WHAT TO WORK ON: Please return every line of the records below that contains the word "Commercial".
------------------------
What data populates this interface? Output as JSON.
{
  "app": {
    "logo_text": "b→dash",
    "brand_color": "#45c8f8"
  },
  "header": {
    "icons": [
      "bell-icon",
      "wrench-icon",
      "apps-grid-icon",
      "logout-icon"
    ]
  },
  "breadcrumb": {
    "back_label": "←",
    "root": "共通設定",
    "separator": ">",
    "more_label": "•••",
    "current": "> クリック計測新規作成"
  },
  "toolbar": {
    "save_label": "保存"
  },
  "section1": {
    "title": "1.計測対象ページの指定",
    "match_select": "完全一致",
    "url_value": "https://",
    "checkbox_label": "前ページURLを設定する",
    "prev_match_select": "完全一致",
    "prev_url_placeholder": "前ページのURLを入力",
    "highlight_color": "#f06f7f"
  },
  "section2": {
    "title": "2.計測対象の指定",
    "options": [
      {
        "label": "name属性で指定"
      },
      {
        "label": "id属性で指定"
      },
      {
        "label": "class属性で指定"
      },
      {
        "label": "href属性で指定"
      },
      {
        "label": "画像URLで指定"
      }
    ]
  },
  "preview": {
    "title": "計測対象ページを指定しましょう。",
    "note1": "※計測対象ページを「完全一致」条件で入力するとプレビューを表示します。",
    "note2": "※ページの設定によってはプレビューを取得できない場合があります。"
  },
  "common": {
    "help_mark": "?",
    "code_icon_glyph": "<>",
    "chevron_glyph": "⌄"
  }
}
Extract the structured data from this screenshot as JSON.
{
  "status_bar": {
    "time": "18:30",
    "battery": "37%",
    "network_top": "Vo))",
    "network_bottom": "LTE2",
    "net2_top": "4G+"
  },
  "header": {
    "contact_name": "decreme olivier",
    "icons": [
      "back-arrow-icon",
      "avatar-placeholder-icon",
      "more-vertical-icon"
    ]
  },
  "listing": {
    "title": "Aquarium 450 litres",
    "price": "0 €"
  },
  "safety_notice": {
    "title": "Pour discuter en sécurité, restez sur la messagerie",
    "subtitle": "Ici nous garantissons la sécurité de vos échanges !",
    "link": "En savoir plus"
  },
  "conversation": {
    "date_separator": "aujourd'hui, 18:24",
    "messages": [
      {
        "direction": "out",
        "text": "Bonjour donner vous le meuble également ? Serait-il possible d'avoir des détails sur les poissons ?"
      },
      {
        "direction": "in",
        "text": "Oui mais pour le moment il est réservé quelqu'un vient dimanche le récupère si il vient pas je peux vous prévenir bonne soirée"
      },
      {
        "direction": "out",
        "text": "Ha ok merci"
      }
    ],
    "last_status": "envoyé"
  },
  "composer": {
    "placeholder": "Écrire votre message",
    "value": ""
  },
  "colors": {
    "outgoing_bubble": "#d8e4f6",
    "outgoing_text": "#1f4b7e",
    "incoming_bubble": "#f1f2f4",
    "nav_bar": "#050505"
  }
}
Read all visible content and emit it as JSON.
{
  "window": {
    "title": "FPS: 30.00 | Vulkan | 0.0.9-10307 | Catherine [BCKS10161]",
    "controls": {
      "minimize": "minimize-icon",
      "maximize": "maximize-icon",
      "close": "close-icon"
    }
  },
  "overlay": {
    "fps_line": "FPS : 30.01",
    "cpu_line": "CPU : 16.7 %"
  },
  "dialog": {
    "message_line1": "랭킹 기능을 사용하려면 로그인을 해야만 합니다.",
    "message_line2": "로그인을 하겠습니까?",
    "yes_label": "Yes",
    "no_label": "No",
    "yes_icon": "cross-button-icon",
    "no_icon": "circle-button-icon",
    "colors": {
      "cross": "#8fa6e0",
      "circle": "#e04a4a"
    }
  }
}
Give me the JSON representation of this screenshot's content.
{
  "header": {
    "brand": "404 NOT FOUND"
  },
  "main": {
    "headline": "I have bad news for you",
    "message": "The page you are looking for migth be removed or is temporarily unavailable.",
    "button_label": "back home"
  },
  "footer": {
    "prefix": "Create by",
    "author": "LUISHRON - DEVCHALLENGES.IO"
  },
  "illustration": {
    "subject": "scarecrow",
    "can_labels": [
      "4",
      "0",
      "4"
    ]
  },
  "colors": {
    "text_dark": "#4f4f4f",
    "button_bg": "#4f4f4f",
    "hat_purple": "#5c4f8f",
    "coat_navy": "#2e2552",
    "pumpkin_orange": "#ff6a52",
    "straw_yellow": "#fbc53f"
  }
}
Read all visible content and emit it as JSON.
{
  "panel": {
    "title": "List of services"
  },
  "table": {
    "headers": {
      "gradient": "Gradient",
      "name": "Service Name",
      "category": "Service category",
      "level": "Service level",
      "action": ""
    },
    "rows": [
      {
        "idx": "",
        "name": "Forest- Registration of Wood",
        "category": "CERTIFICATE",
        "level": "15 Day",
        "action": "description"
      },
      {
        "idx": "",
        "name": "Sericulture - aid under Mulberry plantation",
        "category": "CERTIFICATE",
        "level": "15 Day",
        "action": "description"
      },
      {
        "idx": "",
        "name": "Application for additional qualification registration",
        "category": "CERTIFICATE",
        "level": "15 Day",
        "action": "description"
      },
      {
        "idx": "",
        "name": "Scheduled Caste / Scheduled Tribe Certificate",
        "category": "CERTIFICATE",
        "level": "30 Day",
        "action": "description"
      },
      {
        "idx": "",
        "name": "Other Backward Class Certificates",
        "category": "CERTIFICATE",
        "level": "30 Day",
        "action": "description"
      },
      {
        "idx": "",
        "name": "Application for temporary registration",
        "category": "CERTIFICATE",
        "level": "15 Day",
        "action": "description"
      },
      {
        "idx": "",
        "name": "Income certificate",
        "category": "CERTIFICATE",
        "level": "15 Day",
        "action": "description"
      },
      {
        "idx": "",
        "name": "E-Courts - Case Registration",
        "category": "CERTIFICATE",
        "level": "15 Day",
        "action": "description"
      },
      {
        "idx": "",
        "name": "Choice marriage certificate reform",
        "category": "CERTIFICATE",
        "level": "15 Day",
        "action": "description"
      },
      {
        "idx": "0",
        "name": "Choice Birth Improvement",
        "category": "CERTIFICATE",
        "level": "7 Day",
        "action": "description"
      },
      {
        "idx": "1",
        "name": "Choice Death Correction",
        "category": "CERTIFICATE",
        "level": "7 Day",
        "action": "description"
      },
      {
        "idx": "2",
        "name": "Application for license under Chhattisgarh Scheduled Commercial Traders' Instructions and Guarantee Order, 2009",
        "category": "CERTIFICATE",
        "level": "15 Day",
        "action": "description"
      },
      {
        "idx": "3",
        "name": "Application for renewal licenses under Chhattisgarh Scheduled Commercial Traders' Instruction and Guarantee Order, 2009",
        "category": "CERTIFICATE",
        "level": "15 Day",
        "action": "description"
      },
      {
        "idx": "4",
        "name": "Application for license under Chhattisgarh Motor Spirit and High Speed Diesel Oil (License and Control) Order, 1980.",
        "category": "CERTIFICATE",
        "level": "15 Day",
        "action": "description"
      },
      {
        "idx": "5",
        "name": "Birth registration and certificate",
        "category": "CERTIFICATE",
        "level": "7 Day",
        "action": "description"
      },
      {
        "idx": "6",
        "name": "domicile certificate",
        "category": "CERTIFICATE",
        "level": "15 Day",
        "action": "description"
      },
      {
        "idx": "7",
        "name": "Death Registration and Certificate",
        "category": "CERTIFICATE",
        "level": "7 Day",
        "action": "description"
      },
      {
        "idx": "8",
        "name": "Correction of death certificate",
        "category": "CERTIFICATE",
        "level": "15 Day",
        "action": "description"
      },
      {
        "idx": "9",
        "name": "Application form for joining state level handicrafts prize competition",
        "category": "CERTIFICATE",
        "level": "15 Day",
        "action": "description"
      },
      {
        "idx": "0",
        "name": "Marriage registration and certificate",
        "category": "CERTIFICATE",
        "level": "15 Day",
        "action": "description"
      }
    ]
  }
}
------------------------
ANSWER TO THIS TASK:
        "name": "Application for license under Chhattisgarh Scheduled Commercial Traders' Instructions and Guarantee Order, 2009",
        "name": "Application for renewal licenses under Chhattisgarh Scheduled Commercial Traders' Instruction and Guarantee Order, 2009",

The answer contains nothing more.